After last winter, our first order of business in May was to create a wood support for the hearth. Although it is to be a suspended hearth, we built a center pillar with cement blocks to provide additional support. The pillar top had to be in the middle of the hearth insulation layer so we had to build up the height a bit. Unfortunately, the corner broke when we removed the form, but it will not affect anything as it will ultimately be inside the insulayer layer.
The bottom of the insulation layer is build with pieces of plywood we recycled from the yard; we could have done it in only 2 pieces but the smaller pieces meant for easier removal.
At the far end of the photo,you can see we built a shape to create a void for the ash slot; you will see it better in the next steps. The ash slot will allow me to rake the ashes out of the oven and let them fall under the base; much easier removal.
At the forefront is the wood frame that will be used for the next step: the hearth slab, and the grooves at the top of it will support some rebars and create a 1" air gap between the hearth slab and the cement block walls, so that the hearth slab has some room for expansion. It's easier to prepare for the next step right away because the hearth slab should be poured the same day as the hearth insulation layer to help the bonding between the two layers.
Do I have a lot of updating to do!! I haven’t posted anything on the build since last August but that’s not an indication of what’s happening: I’ll try to speed-up the updates in chronological order to get you as fast as possible to the current status. In September of last year, we raised the cement block foundation to 4 ½ courses. I decided at the last minute to add half a course because I wanted the floor of the oven to be at a comfortable height for me; I suspected that the plan I was following was a tad too short. I’m glad I did that. We used type S mortar for the cement blocks and we filled them at the end with regular concrete mix with some small pebbles from the beach, as well as vertical ½” reinforcing bars at every corners and every other foot or so. As you can see, we put some recycled metal screen before the last course to avoid filling every cement block core all the way down to the slab. The spaces without the screen pieces will have a vertical re-bar in the cement block cores. The lintels or iron angles are to support the last course above the front opening of the block base. I should mention now that the opening of the block base is NOT where the fire will be! Most of my visitors get confused but you will understand much better when the project is more advanced. Right now, it looks like a big square pile of cement nothings! Stay tuned!

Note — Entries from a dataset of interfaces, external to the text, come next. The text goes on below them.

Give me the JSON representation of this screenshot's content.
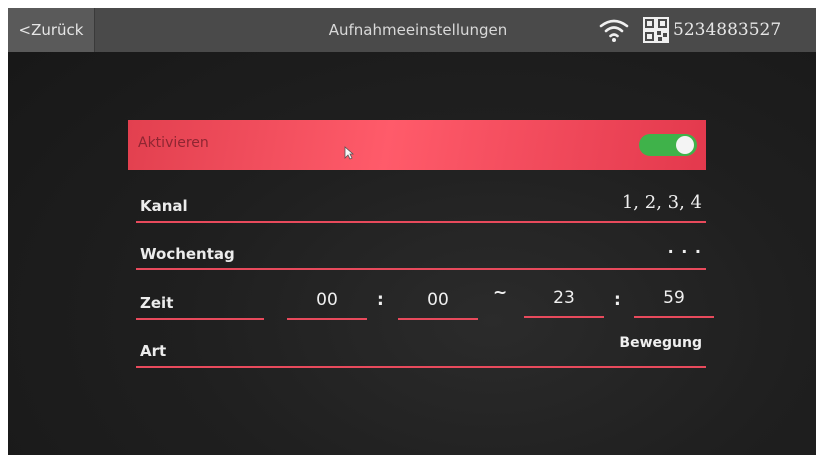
{
  "header": {
    "back_label": "<Zurück",
    "title": "Aufnahmeeinstellungen",
    "device_id": "5234883527"
  },
  "settings": {
    "enable": {
      "label": "Aktivieren",
      "enabled": true
    },
    "channel": {
      "label": "Kanal",
      "value": "1, 2, 3, 4"
    },
    "weekday": {
      "label": "Wochentag",
      "value": "· · ·"
    },
    "time": {
      "label": "Zeit",
      "start_hour": "00",
      "start_minute": "00",
      "range_sep": "~",
      "end_hour": "23",
      "end_minute": "59",
      "colon": ":"
    },
    "type": {
      "label": "Art",
      "value": "Bewegung"
    }
  },
  "colors": {
    "accent": "#e84a5c",
    "toggle_on": "#3fb24a",
    "topbar": "#4a4a4a"
  },
  "icons": [
    "wifi-icon",
    "qr-code-icon",
    "mouse-cursor-icon"
  ]
}
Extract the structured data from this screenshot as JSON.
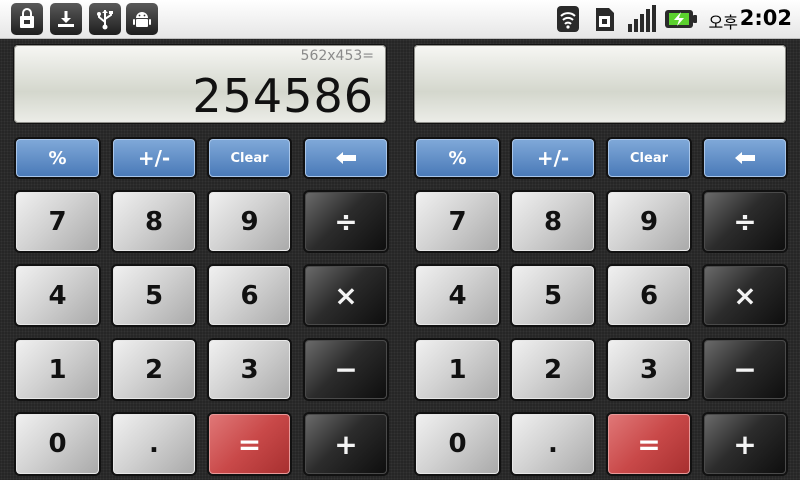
{
  "status_bar": {
    "left_icons": [
      "bag-notification-icon",
      "download-icon",
      "usb-icon",
      "android-icon"
    ],
    "right_icons": [
      "wifi-icon",
      "sim-icon",
      "signal-icon",
      "battery-charging-icon"
    ],
    "ampm": "오후",
    "time": "2:02"
  },
  "left_calc": {
    "expression": "562x453=",
    "result": "254586",
    "keys": {
      "percent": "%",
      "plusminus": "+/-",
      "clear": "Clear",
      "back": "←",
      "seven": "7",
      "eight": "8",
      "nine": "9",
      "divide": "÷",
      "four": "4",
      "five": "5",
      "six": "6",
      "multiply": "×",
      "one": "1",
      "two": "2",
      "three": "3",
      "minus": "−",
      "zero": "0",
      "dot": ".",
      "equals": "=",
      "plus": "+"
    }
  },
  "right_calc": {
    "expression": "",
    "result": "",
    "keys": {
      "percent": "%",
      "plusminus": "+/-",
      "clear": "Clear",
      "back": "←",
      "seven": "7",
      "eight": "8",
      "nine": "9",
      "divide": "÷",
      "four": "4",
      "five": "5",
      "six": "6",
      "multiply": "×",
      "one": "1",
      "two": "2",
      "three": "3",
      "minus": "−",
      "zero": "0",
      "dot": ".",
      "equals": "=",
      "plus": "+"
    }
  },
  "colors": {
    "function_key": "#5f8fc8",
    "number_key": "#cfcfcf",
    "operator_key": "#1e1e1e",
    "equals_key": "#c94949",
    "display": "#e2e4dd"
  }
}
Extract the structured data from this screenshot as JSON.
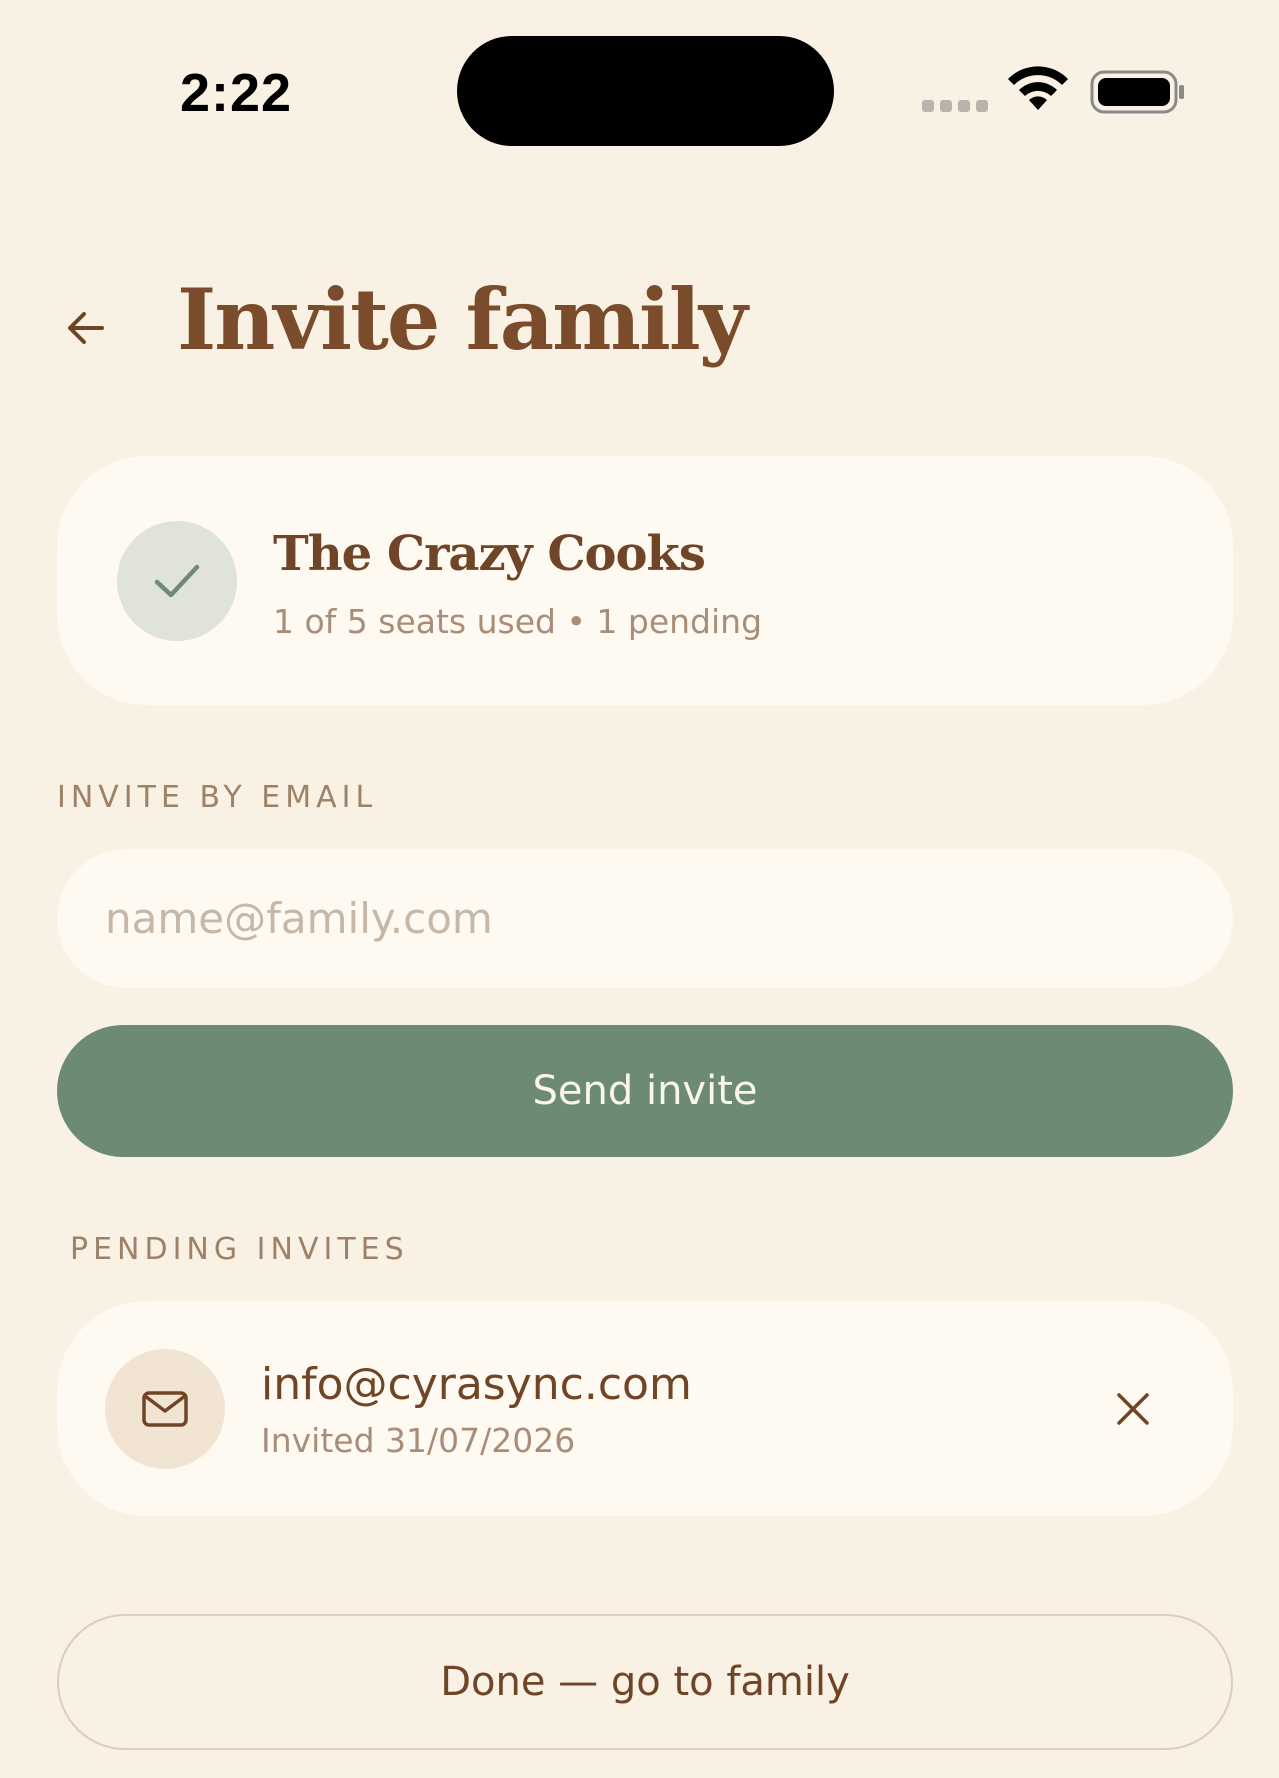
{
  "status_bar": {
    "time": "2:22"
  },
  "header": {
    "title": "Invite family"
  },
  "family": {
    "name": "The Crazy Cooks",
    "meta": "1 of 5 seats used • 1 pending"
  },
  "invite": {
    "section_label": "INVITE BY EMAIL",
    "email_placeholder": "name@family.com",
    "email_value": "",
    "send_label": "Send invite"
  },
  "pending": {
    "section_label": "PENDING INVITES",
    "items": [
      {
        "email": "info@cyrasync.com",
        "invited": "Invited 31/07/2026"
      }
    ]
  },
  "footer": {
    "done_label": "Done — go to family"
  },
  "colors": {
    "background": "#F9F1E3",
    "card": "#FEFAF1",
    "accent_green": "#6C8A74",
    "brown": "#7A4C2C"
  },
  "icons": [
    "back-arrow-icon",
    "check-icon",
    "mail-icon",
    "close-icon",
    "wifi-icon",
    "battery-icon"
  ]
}
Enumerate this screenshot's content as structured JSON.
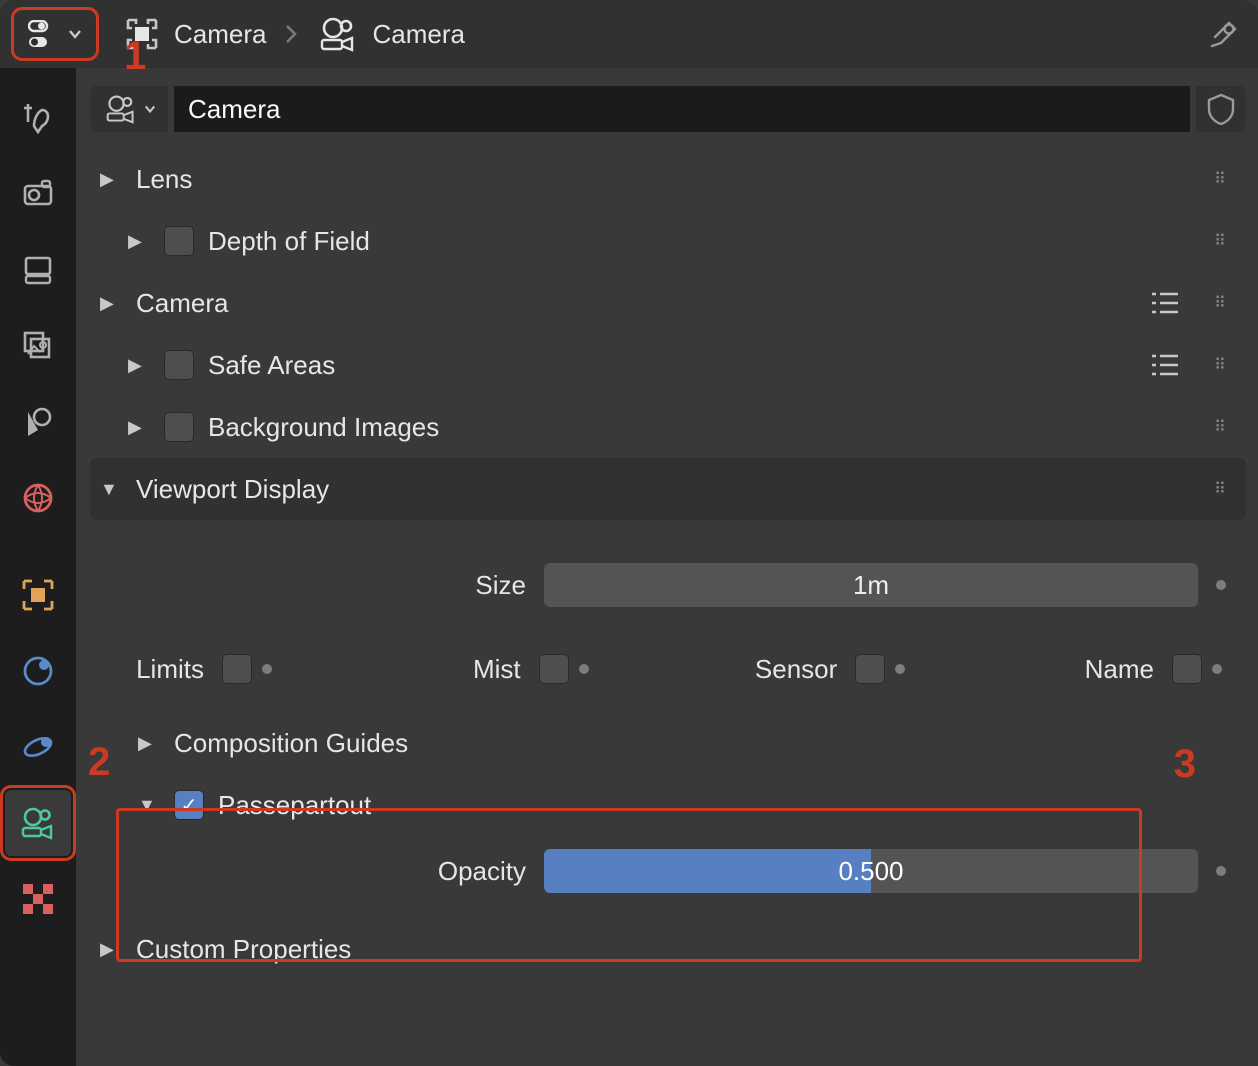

Time to de-stress and enjoy the surrounding beauty! Very hot & humid today and probably not the best time to enjoy piping hot chipotle & cheese quesadillas, but oh boy, where they ever good!! So simple to do: the idea comes from my friend, chef Pat Forster, and they were a favorite menu addition to my BBQ party this summer. Take one can of chipotle pepper in adobo sauce and puree in food processor, smear a thin layer on a soft tortilla, fill half with your favorite grated cheese and then fold in half. You could make it a meal by adding roasted chicken pieces in it. Lightly oil the quesadilla before putting it on the grill to warm up. They can also be done successfully on a panini press and that's how I enjoy them, at work for lunch. And it's a margarita hidding in that tall lemonade glass, the perfect companion to spicy quesadillas!